Problem description
Take every line from the material that has the word "subject" in it.

Input data

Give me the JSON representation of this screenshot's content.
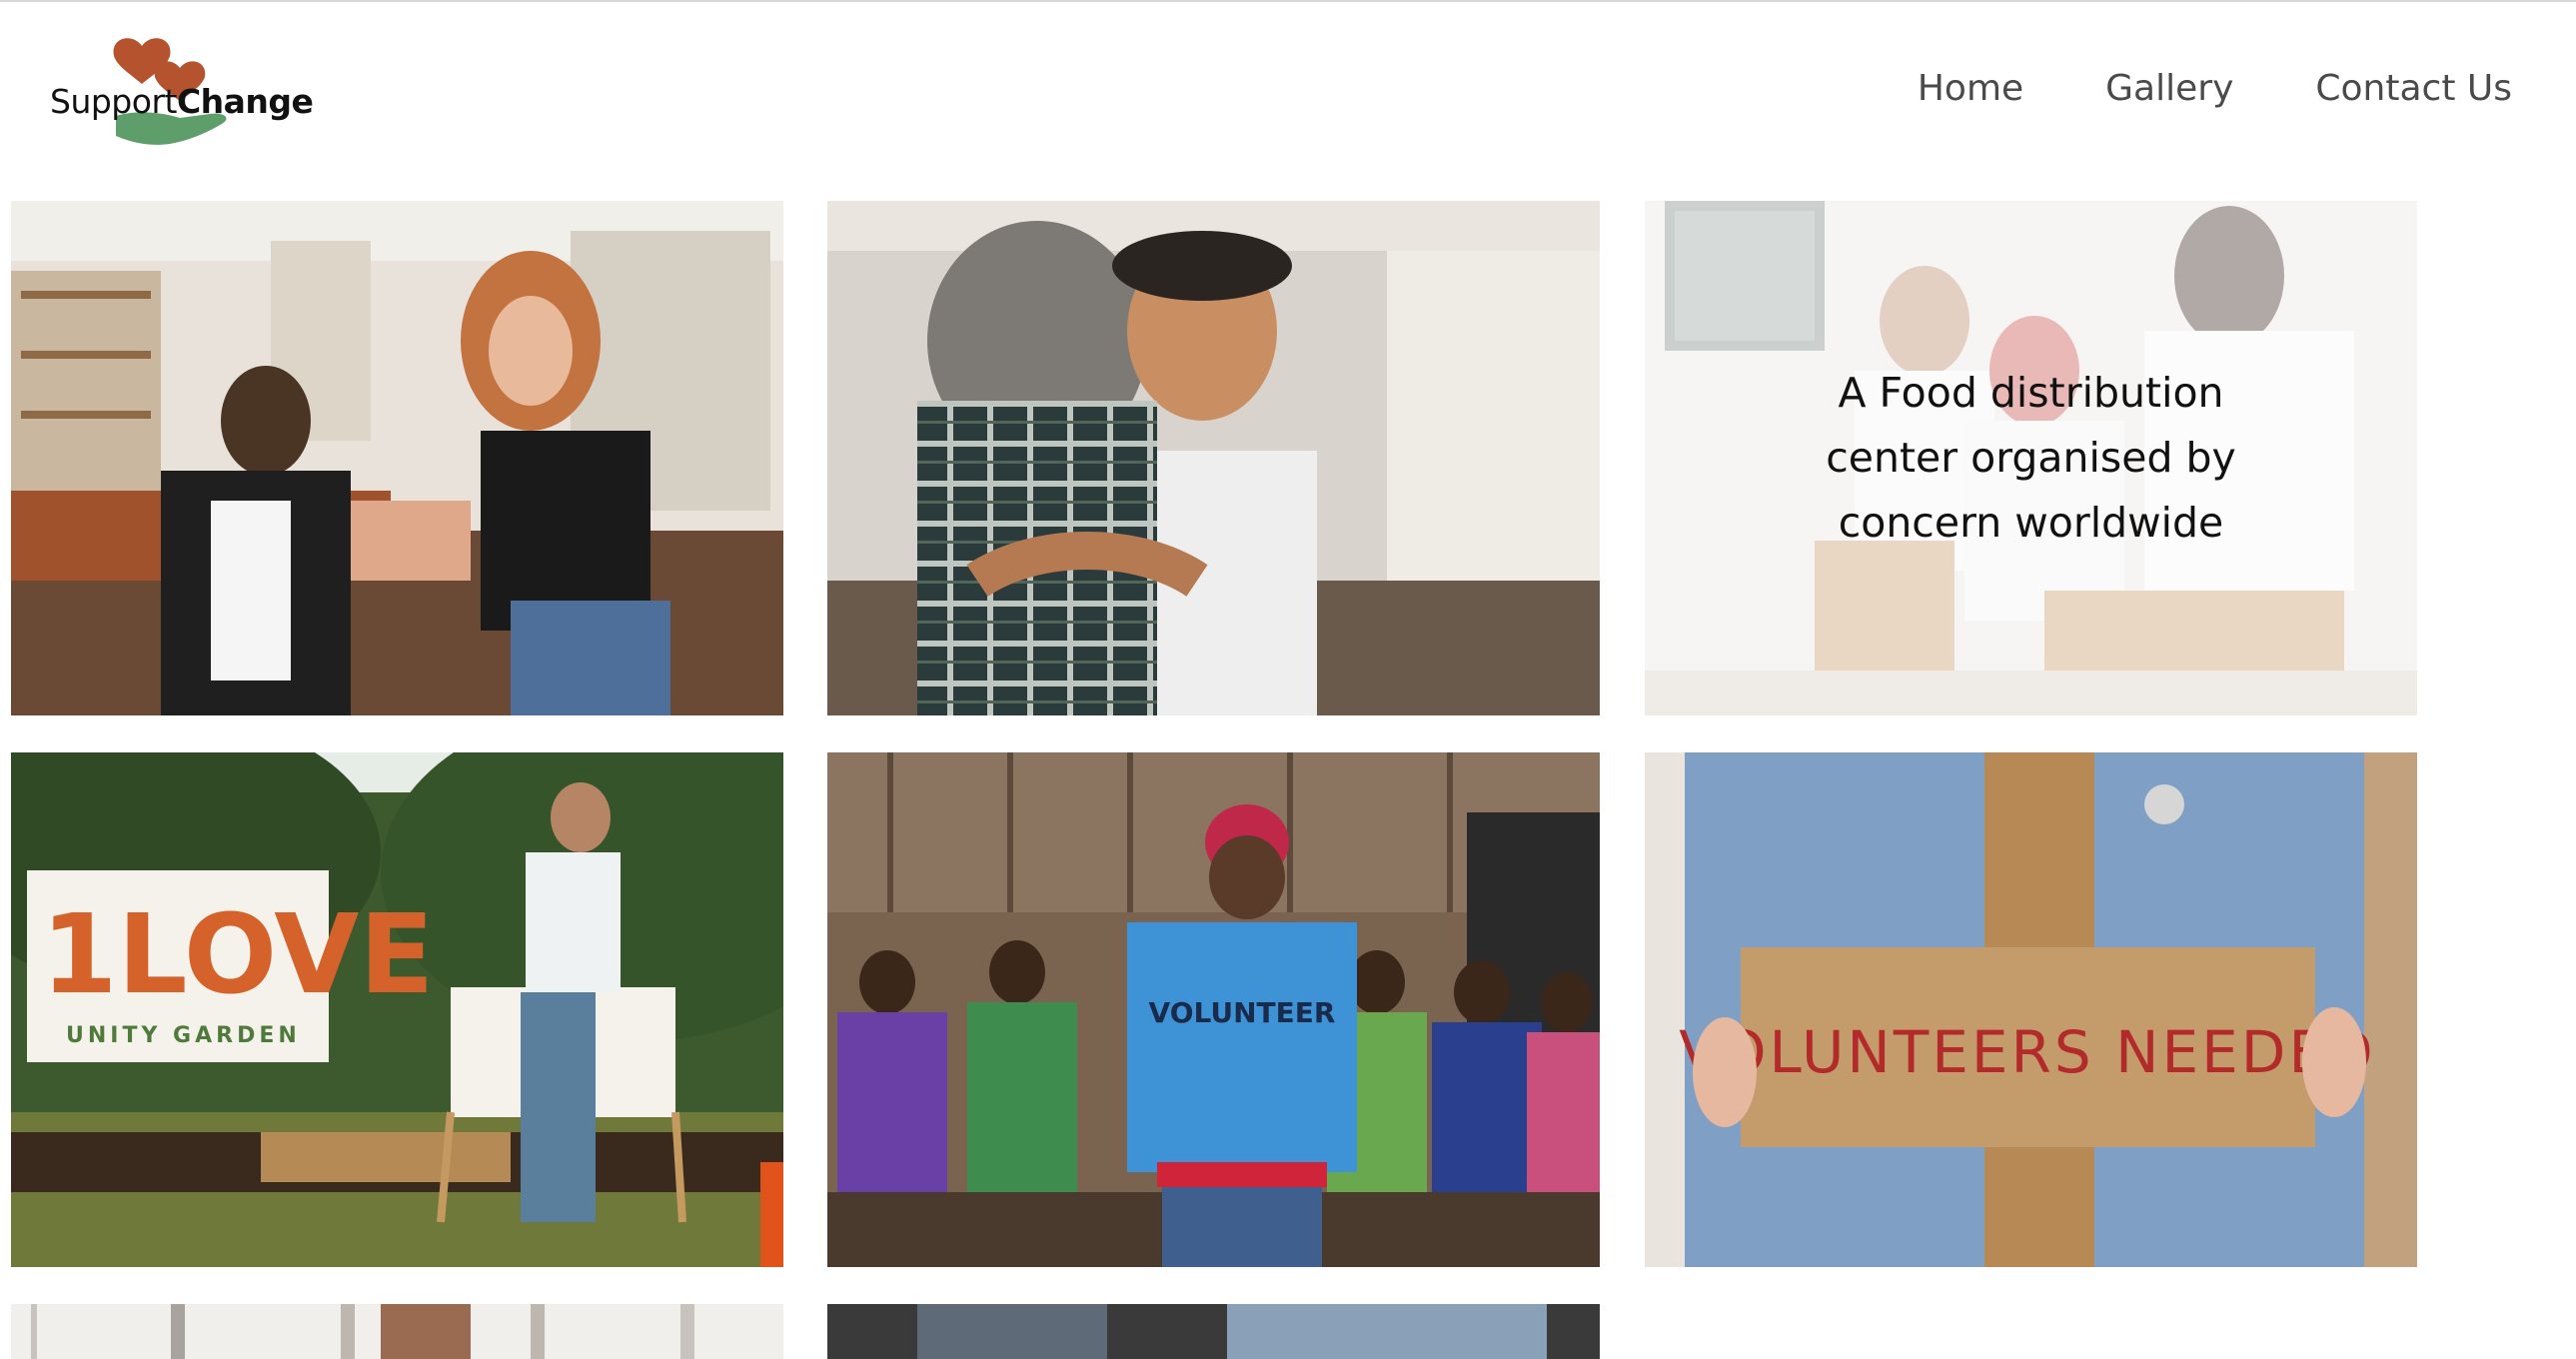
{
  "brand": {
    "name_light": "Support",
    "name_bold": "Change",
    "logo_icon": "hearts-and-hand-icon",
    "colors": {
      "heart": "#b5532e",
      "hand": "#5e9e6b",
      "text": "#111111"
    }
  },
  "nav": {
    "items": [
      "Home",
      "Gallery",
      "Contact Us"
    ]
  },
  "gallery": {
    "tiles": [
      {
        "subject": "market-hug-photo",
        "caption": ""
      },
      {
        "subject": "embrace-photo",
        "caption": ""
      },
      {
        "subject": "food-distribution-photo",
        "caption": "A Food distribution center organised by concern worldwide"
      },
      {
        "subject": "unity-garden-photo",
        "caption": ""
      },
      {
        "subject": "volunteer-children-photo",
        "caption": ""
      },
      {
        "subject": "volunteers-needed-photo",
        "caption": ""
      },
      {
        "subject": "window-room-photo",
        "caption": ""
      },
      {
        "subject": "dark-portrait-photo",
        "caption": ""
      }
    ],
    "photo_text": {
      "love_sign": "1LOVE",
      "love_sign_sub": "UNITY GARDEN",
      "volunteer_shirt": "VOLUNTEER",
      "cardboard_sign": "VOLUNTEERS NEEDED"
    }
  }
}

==

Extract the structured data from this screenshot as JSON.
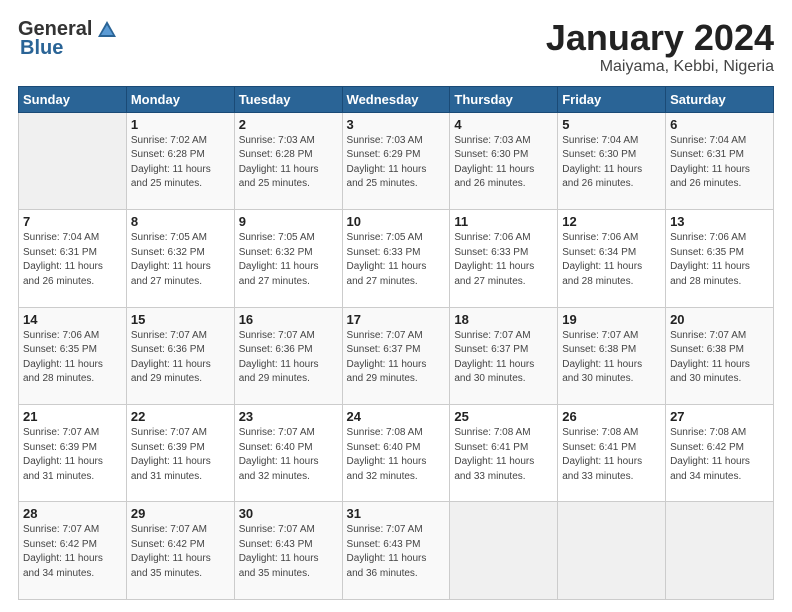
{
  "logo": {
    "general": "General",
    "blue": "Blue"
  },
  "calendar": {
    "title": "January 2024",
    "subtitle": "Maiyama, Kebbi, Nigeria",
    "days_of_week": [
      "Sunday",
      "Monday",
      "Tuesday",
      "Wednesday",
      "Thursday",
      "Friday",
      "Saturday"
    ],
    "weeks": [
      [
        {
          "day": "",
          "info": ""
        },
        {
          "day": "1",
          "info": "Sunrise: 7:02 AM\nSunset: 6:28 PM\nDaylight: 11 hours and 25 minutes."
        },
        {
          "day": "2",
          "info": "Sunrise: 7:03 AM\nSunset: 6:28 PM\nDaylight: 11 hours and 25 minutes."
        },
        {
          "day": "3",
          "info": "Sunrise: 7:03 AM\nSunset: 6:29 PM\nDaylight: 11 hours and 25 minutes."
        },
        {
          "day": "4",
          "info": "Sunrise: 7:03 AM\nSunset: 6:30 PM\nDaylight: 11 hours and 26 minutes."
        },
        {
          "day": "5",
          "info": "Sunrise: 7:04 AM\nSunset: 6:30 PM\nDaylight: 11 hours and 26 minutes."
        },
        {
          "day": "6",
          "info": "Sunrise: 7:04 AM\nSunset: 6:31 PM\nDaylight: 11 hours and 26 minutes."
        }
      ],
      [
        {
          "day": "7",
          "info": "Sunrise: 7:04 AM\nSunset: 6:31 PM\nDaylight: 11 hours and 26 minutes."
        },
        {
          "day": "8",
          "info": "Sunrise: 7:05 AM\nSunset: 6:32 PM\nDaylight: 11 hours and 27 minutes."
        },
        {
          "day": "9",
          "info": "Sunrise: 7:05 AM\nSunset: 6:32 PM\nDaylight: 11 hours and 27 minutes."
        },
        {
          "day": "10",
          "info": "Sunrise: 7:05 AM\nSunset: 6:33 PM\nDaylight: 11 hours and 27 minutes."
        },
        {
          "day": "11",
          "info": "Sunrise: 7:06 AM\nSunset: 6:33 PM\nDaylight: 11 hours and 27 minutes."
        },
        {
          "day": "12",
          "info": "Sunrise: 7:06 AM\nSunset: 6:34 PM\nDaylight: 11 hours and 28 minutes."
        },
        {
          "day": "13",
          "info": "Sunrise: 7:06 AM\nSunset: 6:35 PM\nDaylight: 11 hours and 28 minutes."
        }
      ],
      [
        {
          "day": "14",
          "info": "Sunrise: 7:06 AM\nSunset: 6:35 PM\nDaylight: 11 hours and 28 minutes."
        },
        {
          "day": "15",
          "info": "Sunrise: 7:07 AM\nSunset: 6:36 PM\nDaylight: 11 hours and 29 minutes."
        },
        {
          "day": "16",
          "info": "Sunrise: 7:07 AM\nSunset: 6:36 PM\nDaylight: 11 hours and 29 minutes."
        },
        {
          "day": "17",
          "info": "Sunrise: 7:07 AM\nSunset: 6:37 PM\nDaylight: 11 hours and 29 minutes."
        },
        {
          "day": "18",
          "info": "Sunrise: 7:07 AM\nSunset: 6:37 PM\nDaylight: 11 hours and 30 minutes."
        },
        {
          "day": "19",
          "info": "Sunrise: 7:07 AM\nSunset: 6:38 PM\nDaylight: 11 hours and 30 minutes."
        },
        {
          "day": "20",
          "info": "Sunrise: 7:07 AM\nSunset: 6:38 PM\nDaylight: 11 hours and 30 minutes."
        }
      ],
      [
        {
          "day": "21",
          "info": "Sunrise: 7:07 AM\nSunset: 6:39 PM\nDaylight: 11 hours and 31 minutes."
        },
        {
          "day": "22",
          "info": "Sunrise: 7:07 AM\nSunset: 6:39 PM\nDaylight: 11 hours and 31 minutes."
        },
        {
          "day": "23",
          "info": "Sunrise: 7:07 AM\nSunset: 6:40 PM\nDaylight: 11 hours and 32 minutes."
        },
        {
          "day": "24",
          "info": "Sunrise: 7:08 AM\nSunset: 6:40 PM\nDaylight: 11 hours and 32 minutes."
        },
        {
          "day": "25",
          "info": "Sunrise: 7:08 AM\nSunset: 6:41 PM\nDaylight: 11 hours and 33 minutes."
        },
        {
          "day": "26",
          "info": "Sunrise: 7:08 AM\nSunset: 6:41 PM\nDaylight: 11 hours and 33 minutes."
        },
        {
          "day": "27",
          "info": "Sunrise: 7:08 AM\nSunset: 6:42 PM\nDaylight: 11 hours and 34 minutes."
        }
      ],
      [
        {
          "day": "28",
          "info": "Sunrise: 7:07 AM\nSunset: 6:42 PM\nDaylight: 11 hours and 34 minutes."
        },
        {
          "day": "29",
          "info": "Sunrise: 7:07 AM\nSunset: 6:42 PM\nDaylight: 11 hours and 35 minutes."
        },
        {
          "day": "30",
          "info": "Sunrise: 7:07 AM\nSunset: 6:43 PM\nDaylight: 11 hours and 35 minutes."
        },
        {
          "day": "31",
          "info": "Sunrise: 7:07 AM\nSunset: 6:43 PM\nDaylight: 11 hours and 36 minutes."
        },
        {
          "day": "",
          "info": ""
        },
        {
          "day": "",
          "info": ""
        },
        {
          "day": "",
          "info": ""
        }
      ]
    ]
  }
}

Written reply
        "subject": "market-hug-photo",
        "subject": "embrace-photo",
        "subject": "food-distribution-photo",
        "subject": "unity-garden-photo",
        "subject": "volunteer-children-photo",
        "subject": "volunteers-needed-photo",
        "subject": "window-room-photo",
        "subject": "dark-portrait-photo",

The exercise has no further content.